And while Ghassemi heads to the theater, Ross gets cozy on the couch. “I'm just a comedy nerd and have been really fanatical about the TV shows that have felt cinematic that have released in the last couple years,” she said. “I put my writer’s hat on and my husband used to write as well. So, we’ll sit there and watch Abbott Elementary and think, oh A [storyline] is really clear. Okay, love the B start.

I'm an introvert who is just an extrovert on stage, so I like being a homebody, binging shows, and obsessing over things that people aren't talking about.”

Diversity of voices in film matter now more than ever

In the 2022 Hollywood Diversity Report, women represented just 22 percent of directors, with women of color hitting an even lower benchmark. The stats are even more dire when it comes to female directorial representation in films nominated for the Oscars. Of the 476 nominees in the category of Best Director, less than 2 percent, or 8 have been women, as reported by ‘The Inclusion List’ — a new research-led effort by The USC Annenberg Inclusion Initiative and supported by the Adobe Foundation. Stories and perspectives by women deserve space—and we are committed to shining light and providing the resources to create them.

Together, Ross and Ghassemi are breaking important ground in Austin and committing to sharing their perspectives while also hiring a cast and crew that can tell a much richer, complex story than yesterday.
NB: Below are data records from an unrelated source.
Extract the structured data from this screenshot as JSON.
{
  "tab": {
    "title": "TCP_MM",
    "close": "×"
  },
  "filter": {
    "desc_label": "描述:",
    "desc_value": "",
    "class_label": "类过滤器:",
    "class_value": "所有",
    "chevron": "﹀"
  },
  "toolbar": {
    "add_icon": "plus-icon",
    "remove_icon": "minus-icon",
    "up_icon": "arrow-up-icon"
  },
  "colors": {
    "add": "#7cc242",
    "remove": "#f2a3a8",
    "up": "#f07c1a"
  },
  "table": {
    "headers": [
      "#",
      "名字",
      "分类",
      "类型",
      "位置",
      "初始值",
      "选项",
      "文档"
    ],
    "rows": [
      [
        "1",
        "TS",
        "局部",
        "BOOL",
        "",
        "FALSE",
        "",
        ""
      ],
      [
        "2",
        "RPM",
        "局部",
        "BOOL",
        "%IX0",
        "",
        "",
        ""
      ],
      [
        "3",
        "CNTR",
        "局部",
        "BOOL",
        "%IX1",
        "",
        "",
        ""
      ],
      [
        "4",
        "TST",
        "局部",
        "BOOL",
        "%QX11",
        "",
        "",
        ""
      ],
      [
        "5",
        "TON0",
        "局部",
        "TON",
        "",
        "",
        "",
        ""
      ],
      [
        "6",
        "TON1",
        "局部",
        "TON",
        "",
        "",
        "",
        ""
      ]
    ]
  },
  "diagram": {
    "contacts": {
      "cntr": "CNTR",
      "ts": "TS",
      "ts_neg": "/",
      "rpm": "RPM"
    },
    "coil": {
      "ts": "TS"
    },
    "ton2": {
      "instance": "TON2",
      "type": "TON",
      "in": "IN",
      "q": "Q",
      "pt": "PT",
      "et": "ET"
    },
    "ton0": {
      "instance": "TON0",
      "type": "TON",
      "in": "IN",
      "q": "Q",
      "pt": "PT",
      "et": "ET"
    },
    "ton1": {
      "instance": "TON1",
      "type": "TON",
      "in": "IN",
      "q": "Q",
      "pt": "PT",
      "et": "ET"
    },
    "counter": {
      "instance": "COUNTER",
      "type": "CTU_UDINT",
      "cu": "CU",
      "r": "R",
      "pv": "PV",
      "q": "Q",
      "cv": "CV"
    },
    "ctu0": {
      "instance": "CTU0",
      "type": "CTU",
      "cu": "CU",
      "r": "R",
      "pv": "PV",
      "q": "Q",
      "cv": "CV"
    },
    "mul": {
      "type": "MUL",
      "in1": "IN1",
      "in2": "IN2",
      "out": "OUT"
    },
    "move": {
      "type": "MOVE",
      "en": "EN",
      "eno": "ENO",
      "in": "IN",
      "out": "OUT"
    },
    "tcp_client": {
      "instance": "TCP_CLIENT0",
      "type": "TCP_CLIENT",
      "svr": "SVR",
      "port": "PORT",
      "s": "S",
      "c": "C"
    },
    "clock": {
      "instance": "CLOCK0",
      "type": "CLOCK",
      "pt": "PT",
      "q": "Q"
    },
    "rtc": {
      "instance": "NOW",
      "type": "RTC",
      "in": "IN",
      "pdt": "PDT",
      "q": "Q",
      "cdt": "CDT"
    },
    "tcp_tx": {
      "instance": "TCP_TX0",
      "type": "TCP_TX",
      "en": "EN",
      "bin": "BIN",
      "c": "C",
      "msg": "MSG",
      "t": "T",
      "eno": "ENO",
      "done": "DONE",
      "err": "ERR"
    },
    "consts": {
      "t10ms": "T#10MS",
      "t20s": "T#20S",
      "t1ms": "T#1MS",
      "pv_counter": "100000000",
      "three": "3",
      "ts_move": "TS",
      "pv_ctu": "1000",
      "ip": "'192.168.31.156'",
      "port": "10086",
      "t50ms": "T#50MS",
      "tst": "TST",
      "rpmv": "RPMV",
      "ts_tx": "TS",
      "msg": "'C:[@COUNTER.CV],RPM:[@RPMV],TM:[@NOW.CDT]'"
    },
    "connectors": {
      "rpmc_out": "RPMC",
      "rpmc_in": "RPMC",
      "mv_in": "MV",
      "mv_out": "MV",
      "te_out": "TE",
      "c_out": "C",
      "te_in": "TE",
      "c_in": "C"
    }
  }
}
At Adobe we believe it is our responsibility to give underrepresented creators a greater platform to share their stories, and to supporting, elevating and amplifying those voices — everyone has a story to tell, and all stories deserve to be heard.

We’re committed to our efforts to highlight the issue of introducing new and diverse characters and points of view and we’re putting it on full display, encouraging everyone to tell their story – and providing the tools to make it accessible.